- What the task asks
Below are records; copy every line among them that contains the word "through".
═══ Data ═══
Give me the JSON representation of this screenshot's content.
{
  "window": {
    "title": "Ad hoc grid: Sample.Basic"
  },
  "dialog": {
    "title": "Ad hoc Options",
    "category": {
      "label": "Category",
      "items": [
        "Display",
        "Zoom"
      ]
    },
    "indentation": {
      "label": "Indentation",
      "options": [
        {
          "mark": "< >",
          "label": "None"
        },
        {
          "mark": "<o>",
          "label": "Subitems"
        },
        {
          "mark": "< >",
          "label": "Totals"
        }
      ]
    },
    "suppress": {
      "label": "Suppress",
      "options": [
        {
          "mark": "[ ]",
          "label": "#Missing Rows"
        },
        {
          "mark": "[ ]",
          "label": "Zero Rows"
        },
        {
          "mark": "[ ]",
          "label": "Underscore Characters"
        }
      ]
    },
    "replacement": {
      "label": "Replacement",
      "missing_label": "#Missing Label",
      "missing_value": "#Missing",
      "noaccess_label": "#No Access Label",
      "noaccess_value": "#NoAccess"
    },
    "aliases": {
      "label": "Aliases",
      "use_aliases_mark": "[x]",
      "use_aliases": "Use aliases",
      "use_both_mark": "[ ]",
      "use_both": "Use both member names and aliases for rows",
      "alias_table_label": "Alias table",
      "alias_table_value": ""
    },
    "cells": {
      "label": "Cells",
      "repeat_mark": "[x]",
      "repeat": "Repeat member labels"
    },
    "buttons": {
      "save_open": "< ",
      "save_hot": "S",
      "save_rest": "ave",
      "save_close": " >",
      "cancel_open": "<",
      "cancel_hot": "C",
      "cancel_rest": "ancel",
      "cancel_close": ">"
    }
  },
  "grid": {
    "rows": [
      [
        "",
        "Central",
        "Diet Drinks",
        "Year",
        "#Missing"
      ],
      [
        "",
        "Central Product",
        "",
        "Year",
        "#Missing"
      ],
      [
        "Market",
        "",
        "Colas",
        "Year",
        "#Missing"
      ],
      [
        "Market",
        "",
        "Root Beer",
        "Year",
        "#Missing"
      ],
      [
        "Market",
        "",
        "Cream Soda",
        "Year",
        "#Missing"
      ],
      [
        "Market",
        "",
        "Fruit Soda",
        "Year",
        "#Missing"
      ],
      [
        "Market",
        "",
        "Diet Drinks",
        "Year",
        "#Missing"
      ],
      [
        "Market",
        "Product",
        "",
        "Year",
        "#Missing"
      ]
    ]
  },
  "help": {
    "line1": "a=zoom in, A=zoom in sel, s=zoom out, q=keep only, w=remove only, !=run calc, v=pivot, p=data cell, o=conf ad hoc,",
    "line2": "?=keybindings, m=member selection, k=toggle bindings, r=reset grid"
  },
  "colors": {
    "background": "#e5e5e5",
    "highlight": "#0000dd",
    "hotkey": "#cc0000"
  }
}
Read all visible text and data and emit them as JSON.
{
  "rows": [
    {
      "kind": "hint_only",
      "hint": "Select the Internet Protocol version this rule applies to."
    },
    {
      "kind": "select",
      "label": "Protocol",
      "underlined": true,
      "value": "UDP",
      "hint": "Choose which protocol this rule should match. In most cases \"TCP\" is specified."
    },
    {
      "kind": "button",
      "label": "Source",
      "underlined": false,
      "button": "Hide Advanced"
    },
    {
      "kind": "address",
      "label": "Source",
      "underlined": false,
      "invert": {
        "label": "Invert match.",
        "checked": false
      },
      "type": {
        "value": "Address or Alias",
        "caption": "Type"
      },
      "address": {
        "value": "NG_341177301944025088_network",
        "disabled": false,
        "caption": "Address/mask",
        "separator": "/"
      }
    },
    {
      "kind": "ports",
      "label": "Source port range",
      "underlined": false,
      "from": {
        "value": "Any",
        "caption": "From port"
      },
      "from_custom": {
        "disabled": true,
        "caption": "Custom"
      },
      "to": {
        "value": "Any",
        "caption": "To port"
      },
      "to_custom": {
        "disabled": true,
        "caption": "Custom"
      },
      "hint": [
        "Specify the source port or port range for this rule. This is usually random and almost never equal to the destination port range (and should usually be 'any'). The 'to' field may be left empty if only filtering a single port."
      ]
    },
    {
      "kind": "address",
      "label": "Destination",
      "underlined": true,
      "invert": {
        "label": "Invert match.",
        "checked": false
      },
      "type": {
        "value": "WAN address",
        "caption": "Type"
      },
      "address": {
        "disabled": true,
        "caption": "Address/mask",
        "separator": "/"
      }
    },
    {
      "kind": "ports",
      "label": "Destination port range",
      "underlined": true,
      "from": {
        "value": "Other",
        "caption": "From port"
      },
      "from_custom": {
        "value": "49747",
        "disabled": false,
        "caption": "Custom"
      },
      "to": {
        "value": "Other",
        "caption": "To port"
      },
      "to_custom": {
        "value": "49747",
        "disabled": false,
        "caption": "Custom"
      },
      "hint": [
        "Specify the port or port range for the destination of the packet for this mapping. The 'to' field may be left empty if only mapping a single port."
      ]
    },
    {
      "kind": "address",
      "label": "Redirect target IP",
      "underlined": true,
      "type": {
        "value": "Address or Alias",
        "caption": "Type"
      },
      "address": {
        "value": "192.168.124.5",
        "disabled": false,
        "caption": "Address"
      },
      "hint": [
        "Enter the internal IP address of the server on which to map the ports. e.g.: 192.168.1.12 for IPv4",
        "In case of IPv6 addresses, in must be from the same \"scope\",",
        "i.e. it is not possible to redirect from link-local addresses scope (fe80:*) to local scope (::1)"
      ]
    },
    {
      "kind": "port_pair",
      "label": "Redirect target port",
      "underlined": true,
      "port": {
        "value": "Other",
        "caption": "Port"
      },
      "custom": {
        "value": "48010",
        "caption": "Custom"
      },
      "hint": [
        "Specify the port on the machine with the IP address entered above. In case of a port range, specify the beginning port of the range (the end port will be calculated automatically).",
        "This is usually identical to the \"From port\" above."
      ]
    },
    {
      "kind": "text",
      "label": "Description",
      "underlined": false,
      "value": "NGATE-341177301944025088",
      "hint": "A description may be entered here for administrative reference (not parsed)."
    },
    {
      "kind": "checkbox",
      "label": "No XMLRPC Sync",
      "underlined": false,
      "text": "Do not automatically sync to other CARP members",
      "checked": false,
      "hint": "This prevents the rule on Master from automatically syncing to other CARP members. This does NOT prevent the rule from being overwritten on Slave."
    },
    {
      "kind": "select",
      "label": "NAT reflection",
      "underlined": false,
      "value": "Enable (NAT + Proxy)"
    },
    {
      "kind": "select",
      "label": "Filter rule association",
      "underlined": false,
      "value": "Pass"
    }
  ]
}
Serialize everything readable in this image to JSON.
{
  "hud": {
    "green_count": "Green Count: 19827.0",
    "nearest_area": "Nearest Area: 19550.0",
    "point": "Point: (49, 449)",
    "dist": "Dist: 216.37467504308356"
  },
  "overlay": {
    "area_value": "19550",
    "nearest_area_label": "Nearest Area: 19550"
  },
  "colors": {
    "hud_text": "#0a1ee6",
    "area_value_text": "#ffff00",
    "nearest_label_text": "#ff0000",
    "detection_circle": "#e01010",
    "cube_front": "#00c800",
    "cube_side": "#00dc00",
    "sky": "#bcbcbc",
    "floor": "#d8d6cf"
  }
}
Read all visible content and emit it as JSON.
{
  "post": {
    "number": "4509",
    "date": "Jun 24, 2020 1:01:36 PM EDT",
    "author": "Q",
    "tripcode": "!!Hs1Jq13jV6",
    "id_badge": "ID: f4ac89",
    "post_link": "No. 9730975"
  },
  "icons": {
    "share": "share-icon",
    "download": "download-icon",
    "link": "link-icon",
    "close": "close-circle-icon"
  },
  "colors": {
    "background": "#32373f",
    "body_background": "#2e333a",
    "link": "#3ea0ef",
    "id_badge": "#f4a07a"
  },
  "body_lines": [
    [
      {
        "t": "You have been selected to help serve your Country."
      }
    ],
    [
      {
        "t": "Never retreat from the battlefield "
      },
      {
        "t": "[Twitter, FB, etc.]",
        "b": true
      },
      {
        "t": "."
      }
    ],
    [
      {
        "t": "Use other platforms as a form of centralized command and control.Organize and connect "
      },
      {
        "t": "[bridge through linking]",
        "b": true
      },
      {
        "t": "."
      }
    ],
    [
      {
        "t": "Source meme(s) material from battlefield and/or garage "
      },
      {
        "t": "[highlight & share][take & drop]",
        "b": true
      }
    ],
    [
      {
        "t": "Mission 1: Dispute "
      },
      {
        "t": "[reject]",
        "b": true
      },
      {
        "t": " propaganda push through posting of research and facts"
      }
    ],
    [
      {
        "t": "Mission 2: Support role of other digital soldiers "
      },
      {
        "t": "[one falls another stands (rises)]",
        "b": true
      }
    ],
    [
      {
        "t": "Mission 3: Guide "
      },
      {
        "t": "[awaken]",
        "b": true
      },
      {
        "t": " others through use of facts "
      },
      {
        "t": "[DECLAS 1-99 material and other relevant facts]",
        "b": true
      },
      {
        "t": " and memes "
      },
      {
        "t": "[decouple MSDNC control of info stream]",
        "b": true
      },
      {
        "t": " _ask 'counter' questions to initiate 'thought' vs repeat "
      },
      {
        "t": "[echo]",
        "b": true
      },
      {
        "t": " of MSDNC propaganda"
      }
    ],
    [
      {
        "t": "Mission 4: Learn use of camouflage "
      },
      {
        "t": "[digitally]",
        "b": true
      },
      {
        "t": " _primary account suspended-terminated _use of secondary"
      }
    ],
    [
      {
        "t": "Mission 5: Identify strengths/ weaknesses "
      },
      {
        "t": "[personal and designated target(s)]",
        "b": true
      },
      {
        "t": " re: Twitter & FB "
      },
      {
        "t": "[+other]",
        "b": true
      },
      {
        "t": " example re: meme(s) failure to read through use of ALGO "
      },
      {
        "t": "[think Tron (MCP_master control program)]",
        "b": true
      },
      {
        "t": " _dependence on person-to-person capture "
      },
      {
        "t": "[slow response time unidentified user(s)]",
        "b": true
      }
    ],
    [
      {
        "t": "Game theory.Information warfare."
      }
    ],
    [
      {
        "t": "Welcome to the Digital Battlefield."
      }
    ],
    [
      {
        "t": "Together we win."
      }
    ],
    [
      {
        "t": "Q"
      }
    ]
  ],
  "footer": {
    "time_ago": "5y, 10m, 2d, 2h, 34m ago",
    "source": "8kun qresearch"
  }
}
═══
- Answer below
        "t": "[bridge through linking]",
        "t": " propaganda push through posting of research and facts"
        "t": " others through use of facts "
        "t": " example re: meme(s) failure to read through use of ALGO "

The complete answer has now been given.